Review of a Strongbow variety pack with four of each of Original Dry, Rosé Apple, and Pear Secco, in 8.5 oz cans. I’ve previously tried the Original Dry, but not since it was re-released in the U.S., and I’ve not tried the other two.
Ciders: Original Dry, Rosé Apple, & Pear Secco
Cidery Location: Belgium
ABV: 4.5% or 5.0%
How Supplied: 12 pack of 8.5oz cans
Style: imported commercial cider from primarily dessert apples (Rosé also has some red-fleshed apple juice and Pear also has some pear juice)
Availability: wide release
Original Dry: Distinctive golden color and less sweet with a crisp apple flavor for a balanced, dry finish.
Rosé Apple: A clear, light-coral pink appearance and sparkling rosé-wine-like effervescence with apple notes. Light and refreshing taste with a pleasant tartness balanced by fruity notes of red-fleshed apple and pear.
Pear Secco: A mildly sweet pear-apple cider with a light dry finish.
Cidery Description: Strongbow is the #1 import cider in the US. With 50% conversion to usage, shoppers who buy once, buy again. Exclusively available in this 100 Cal variety pack, we think Dry Pear is a great addition to the award-winning line up of flavors in the 100 Cal Slim Cans. It’s a one-two punch; a popular, refreshing new flavor in a package that’s on-trend. To find all Strongbow flavors near you, please visit our product locator at http://www.Strongbow.com. Strongbow recommends enjoying its hard ciders served over ice, for a crisp, refreshing taste.
Price: $11.99 / 12 pack of 8.5oz cans
Where Bought: Target
Where Drank: home

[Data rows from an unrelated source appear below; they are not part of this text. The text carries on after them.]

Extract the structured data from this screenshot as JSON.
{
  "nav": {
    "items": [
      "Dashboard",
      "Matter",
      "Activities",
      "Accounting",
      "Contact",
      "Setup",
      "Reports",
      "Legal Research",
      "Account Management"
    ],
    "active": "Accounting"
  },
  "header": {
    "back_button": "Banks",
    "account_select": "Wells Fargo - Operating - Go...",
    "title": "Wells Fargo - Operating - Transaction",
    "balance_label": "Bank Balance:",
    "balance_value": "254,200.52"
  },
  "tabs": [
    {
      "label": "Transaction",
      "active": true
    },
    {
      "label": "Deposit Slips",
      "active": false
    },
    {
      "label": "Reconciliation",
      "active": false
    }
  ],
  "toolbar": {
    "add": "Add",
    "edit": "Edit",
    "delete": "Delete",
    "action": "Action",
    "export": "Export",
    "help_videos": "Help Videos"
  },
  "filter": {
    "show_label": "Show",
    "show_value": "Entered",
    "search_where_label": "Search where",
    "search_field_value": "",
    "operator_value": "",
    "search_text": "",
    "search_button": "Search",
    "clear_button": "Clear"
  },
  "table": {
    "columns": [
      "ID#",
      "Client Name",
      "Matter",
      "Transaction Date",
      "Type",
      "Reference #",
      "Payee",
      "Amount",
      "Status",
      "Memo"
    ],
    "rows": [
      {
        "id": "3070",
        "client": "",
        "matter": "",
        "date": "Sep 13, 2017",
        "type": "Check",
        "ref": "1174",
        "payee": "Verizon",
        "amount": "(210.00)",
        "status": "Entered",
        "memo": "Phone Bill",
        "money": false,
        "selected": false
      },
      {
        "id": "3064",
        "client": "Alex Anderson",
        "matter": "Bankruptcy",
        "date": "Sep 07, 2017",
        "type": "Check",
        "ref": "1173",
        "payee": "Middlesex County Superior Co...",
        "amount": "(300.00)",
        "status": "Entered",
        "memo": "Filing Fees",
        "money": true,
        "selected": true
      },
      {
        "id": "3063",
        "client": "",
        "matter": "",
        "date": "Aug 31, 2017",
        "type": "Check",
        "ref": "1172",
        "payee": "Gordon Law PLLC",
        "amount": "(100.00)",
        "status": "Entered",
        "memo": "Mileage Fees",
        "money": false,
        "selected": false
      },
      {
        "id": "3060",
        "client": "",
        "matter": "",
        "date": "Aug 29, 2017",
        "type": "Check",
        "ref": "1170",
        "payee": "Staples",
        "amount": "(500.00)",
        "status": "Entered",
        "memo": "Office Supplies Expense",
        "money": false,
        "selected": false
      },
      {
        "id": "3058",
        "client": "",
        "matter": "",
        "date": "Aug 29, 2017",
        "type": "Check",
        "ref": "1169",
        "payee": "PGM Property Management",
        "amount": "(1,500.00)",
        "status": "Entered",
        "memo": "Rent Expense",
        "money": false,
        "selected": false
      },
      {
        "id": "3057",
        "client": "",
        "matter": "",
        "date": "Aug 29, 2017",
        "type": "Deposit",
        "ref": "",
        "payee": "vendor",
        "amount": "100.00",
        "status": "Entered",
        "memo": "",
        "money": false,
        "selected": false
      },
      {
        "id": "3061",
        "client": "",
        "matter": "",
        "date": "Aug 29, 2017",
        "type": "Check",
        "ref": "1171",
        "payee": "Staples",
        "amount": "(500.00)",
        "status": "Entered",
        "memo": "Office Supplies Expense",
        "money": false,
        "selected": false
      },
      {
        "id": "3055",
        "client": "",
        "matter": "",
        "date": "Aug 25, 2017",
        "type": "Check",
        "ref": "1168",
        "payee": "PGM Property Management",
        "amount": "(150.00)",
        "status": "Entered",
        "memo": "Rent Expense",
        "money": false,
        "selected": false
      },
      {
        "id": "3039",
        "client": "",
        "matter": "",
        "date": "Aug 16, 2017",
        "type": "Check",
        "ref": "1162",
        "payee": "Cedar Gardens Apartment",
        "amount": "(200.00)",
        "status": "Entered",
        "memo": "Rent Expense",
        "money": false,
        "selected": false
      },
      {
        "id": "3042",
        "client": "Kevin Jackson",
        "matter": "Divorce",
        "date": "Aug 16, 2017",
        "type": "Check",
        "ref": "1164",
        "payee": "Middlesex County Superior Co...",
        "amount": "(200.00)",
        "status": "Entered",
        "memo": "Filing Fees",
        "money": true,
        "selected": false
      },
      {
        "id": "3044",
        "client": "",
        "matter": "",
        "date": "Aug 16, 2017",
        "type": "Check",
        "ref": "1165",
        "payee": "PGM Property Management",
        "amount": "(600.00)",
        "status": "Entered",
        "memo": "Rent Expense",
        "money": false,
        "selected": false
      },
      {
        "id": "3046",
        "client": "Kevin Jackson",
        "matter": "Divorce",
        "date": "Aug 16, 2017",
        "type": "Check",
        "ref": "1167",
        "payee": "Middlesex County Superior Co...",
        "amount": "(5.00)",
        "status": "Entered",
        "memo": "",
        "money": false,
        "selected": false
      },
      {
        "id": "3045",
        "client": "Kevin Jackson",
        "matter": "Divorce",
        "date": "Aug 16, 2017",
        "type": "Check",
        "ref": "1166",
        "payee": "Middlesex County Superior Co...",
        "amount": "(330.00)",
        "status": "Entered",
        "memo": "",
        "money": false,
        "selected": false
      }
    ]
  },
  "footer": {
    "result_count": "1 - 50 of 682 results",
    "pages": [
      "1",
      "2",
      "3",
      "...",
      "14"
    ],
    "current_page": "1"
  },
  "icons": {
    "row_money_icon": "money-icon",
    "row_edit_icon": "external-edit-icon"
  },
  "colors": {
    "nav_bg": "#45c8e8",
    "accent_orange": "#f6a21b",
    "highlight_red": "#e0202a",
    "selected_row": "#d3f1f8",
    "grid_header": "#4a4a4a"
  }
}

How Found: browsing; it was my first time spotting the re-released Original Dry in the U.S., so I was going to get a 4 pack of that, but then I saw the variety pack which also included 2 others which I haven’t tried
Original Dry: Moderate gold hue. Light carbonation. Smells very mildly of apple juice. Semi-dry. Light bodied. Low tartness and acidity. No bitterness, sourness, or funk. Notes of apple juice and pomace, orange, and lemon. Moderate finish with a hint of tannins. Moderate apple flavor. High sessionability. Low complexity. Low to moderate flavor intensity. Similar to Crispin Browns Lane and Blackthorn, but I prefer this.
Rosé Apple: Medium pink hue. No carbonation. Smells very mildly fruity. Semi-dry to semi-sweet. Light to medium bodied. Low to moderate tartness and acidity. No bitterness, sourness, funk, or tannins. Notes of green apple and white grape with a hint of strawberry. Quick finish. Low apple flavor and complexity. Low to moderate overall flavor intensity. High sessionability. Similar to Rosé offerings from Angry Orchard, Crispin, and Woodchuck.
Pear Secco: Medium straw yellow hue. Low carbonation. Smells very mild. Semi-dry. Light bodied. Low tartness and acidity. No bitterness, sourness, funk, or tannins. Subtle notes of canned pear, green apple, and champagne. Quick finish. Low complexity, overall flavor intensity, pear flavor, and apple flavor. High sessionability. Most similar to Woodchuck Pearsecco, which is also a commercial tasting drier sparkling pear cider (apple & pear).
My Opinion: I liked all of these. Definitely commercial tasting (ie. slightly less natural tasting, likely due to the processes used, such as adding sugar instead of back sweetening with juice), but plenty drinkable, with some flavor and not too much sweetness, and far from the worst I’ve had. I also liked getting a smaller variety pack (as its 8.5oz not 12oz cans), although ideally it would have only been 2 instead of 4 of each.
Closing Notes: Although I typically prefer craft cider, I think commercial ciders are underappreciated. It seems that most people (including myself) started their cider journey with an easily available sweeter commercial cider, and over time their tastes evolved towards drier local craft selections. However, there are still parts of the U.S. where craft cider is difficult to find. Thankfully the offerings from commercial cideries (such as Angry Orchard and Woodchuck) have improved in recent years, tending towards more complex, drier, and/or more innovative offerings, as they struggle to compete with growing regional craft cideries.
Have you tried Strongbow? What did you think?